## Action item
Return the records that follow, unchanged and complete.

*****

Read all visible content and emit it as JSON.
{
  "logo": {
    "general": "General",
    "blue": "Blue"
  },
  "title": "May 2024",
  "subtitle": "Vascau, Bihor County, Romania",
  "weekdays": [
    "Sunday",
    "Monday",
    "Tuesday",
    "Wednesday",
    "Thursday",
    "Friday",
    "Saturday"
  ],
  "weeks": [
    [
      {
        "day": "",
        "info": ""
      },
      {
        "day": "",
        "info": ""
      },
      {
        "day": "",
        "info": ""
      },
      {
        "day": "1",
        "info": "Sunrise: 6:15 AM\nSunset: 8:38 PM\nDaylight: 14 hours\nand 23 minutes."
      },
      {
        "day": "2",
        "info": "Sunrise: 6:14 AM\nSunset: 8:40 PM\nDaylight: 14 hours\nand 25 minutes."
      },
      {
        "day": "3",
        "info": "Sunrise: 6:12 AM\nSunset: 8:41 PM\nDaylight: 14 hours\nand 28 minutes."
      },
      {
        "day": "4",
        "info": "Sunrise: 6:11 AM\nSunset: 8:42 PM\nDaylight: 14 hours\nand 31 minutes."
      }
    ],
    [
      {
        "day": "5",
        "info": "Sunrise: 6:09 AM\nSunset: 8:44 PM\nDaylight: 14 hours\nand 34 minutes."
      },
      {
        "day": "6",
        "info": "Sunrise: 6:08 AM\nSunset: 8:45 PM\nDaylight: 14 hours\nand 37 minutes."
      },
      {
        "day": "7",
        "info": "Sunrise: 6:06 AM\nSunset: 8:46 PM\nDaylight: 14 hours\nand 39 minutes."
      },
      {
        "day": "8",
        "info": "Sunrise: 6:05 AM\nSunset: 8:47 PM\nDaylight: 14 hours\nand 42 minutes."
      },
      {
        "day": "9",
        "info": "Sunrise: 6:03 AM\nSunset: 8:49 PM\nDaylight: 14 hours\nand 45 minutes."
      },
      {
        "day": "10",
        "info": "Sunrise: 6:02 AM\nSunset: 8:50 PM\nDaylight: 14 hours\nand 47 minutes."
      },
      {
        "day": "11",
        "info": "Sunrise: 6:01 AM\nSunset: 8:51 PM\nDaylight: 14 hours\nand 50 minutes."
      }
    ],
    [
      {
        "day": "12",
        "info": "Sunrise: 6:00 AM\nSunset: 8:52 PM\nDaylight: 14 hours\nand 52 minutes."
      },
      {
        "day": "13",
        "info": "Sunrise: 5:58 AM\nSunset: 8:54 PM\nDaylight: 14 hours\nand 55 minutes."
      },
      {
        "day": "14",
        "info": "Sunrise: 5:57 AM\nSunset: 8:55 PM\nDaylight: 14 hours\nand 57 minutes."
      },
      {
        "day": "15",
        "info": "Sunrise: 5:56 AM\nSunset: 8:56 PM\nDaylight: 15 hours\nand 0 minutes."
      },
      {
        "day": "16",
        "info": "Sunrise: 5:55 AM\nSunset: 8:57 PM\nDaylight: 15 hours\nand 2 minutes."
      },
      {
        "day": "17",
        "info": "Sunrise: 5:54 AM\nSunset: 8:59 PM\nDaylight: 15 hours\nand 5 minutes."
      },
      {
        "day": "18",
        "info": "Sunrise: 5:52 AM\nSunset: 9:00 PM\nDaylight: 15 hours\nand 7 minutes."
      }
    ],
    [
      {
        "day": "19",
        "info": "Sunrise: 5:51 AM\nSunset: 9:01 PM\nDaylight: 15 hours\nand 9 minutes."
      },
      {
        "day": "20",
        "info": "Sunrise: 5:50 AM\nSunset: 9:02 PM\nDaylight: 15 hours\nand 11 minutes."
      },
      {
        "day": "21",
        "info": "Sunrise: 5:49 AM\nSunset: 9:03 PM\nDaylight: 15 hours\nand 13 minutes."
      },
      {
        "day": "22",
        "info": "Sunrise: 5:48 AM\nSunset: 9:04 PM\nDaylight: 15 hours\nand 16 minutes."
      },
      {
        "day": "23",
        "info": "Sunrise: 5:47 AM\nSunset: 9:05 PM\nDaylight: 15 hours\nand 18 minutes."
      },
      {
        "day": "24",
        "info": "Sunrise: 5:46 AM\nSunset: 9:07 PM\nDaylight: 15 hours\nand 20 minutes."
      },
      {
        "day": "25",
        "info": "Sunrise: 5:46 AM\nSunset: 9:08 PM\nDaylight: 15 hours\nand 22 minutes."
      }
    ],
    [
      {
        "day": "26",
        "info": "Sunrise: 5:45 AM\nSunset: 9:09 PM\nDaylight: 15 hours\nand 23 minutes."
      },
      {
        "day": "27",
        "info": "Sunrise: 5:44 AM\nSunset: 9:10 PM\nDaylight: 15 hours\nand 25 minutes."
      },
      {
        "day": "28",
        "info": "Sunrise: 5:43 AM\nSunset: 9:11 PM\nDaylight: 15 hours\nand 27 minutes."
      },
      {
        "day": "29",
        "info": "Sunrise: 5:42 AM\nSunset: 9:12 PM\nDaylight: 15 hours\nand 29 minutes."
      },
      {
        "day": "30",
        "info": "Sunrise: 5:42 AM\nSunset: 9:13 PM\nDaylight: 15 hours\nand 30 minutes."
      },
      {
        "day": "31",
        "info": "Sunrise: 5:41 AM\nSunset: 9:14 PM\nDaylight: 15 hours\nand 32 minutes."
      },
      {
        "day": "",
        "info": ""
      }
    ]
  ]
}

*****

## Task answer
Read all visible content and emit it as JSON.
{
  "logo": {
    "general": "General",
    "blue": "Blue"
  },
  "title": "May 2024",
  "subtitle": "Vascau, Bihor County, Romania",
  "weekdays": [
    "Sunday",
    "Monday",
    "Tuesday",
    "Wednesday",
    "Thursday",
    "Friday",
    "Saturday"
  ],
  "weeks": [
    [
      {
        "day": "",
        "info": ""
      },
      {
        "day": "",
        "info": ""
      },
      {
        "day": "",
        "info": ""
      },
      {
        "day": "1",
        "info": "Sunrise: 6:15 AM\nSunset: 8:38 PM\nDaylight: 14 hours\nand 23 minutes."
      },
      {
        "day": "2",
        "info": "Sunrise: 6:14 AM\nSunset: 8:40 PM\nDaylight: 14 hours\nand 25 minutes."
      },
      {
        "day": "3",
        "info": "Sunrise: 6:12 AM\nSunset: 8:41 PM\nDaylight: 14 hours\nand 28 minutes."
      },
      {
        "day": "4",
        "info": "Sunrise: 6:11 AM\nSunset: 8:42 PM\nDaylight: 14 hours\nand 31 minutes."
      }
    ],
    [
      {
        "day": "5",
        "info": "Sunrise: 6:09 AM\nSunset: 8:44 PM\nDaylight: 14 hours\nand 34 minutes."
      },
      {
        "day": "6",
        "info": "Sunrise: 6:08 AM\nSunset: 8:45 PM\nDaylight: 14 hours\nand 37 minutes."
      },
      {
        "day": "7",
        "info": "Sunrise: 6:06 AM\nSunset: 8:46 PM\nDaylight: 14 hours\nand 39 minutes."
      },
      {
        "day": "8",
        "info": "Sunrise: 6:05 AM\nSunset: 8:47 PM\nDaylight: 14 hours\nand 42 minutes."
      },
      {
        "day": "9",
        "info": "Sunrise: 6:03 AM\nSunset: 8:49 PM\nDaylight: 14 hours\nand 45 minutes."
      },
      {
        "day": "10",
        "info": "Sunrise: 6:02 AM\nSunset: 8:50 PM\nDaylight: 14 hours\nand 47 minutes."
      },
      {
        "day": "11",
        "info": "Sunrise: 6:01 AM\nSunset: 8:51 PM\nDaylight: 14 hours\nand 50 minutes."
      }
    ],
    [
      {
        "day": "12",
        "info": "Sunrise: 6:00 AM\nSunset: 8:52 PM\nDaylight: 14 hours\nand 52 minutes."
      },
      {
        "day": "13",
        "info": "Sunrise: 5:58 AM\nSunset: 8:54 PM\nDaylight: 14 hours\nand 55 minutes."
      },
      {
        "day": "14",
        "info": "Sunrise: 5:57 AM\nSunset: 8:55 PM\nDaylight: 14 hours\nand 57 minutes."
      },
      {
        "day": "15",
        "info": "Sunrise: 5:56 AM\nSunset: 8:56 PM\nDaylight: 15 hours\nand 0 minutes."
      },
      {
        "day": "16",
        "info": "Sunrise: 5:55 AM\nSunset: 8:57 PM\nDaylight: 15 hours\nand 2 minutes."
      },
      {
        "day": "17",
        "info": "Sunrise: 5:54 AM\nSunset: 8:59 PM\nDaylight: 15 hours\nand 5 minutes."
      },
      {
        "day": "18",
        "info": "Sunrise: 5:52 AM\nSunset: 9:00 PM\nDaylight: 15 hours\nand 7 minutes."
      }
    ],
    [
      {
        "day": "19",
        "info": "Sunrise: 5:51 AM\nSunset: 9:01 PM\nDaylight: 15 hours\nand 9 minutes."
      },
      {
        "day": "20",
        "info": "Sunrise: 5:50 AM\nSunset: 9:02 PM\nDaylight: 15 hours\nand 11 minutes."
      },
      {
        "day": "21",
        "info": "Sunrise: 5:49 AM\nSunset: 9:03 PM\nDaylight: 15 hours\nand 13 minutes."
      },
      {
        "day": "22",
        "info": "Sunrise: 5:48 AM\nSunset: 9:04 PM\nDaylight: 15 hours\nand 16 minutes."
      },
      {
        "day": "23",
        "info": "Sunrise: 5:47 AM\nSunset: 9:05 PM\nDaylight: 15 hours\nand 18 minutes."
      },
      {
        "day": "24",
        "info": "Sunrise: 5:46 AM\nSunset: 9:07 PM\nDaylight: 15 hours\nand 20 minutes."
      },
      {
        "day": "25",
        "info": "Sunrise: 5:46 AM\nSunset: 9:08 PM\nDaylight: 15 hours\nand 22 minutes."
      }
    ],
    [
      {
        "day": "26",
        "info": "Sunrise: 5:45 AM\nSunset: 9:09 PM\nDaylight: 15 hours\nand 23 minutes."
      },
      {
        "day": "27",
        "info": "Sunrise: 5:44 AM\nSunset: 9:10 PM\nDaylight: 15 hours\nand 25 minutes."
      },
      {
        "day": "28",
        "info": "Sunrise: 5:43 AM\nSunset: 9:11 PM\nDaylight: 15 hours\nand 27 minutes."
      },
      {
        "day": "29",
        "info": "Sunrise: 5:42 AM\nSunset: 9:12 PM\nDaylight: 15 hours\nand 29 minutes."
      },
      {
        "day": "30",
        "info": "Sunrise: 5:42 AM\nSunset: 9:13 PM\nDaylight: 15 hours\nand 30 minutes."
      },
      {
        "day": "31",
        "info": "Sunrise: 5:41 AM\nSunset: 9:14 PM\nDaylight: 15 hours\nand 32 minutes."
      },
      {
        "day": "",
        "info": ""
      }
    ]
  ]
}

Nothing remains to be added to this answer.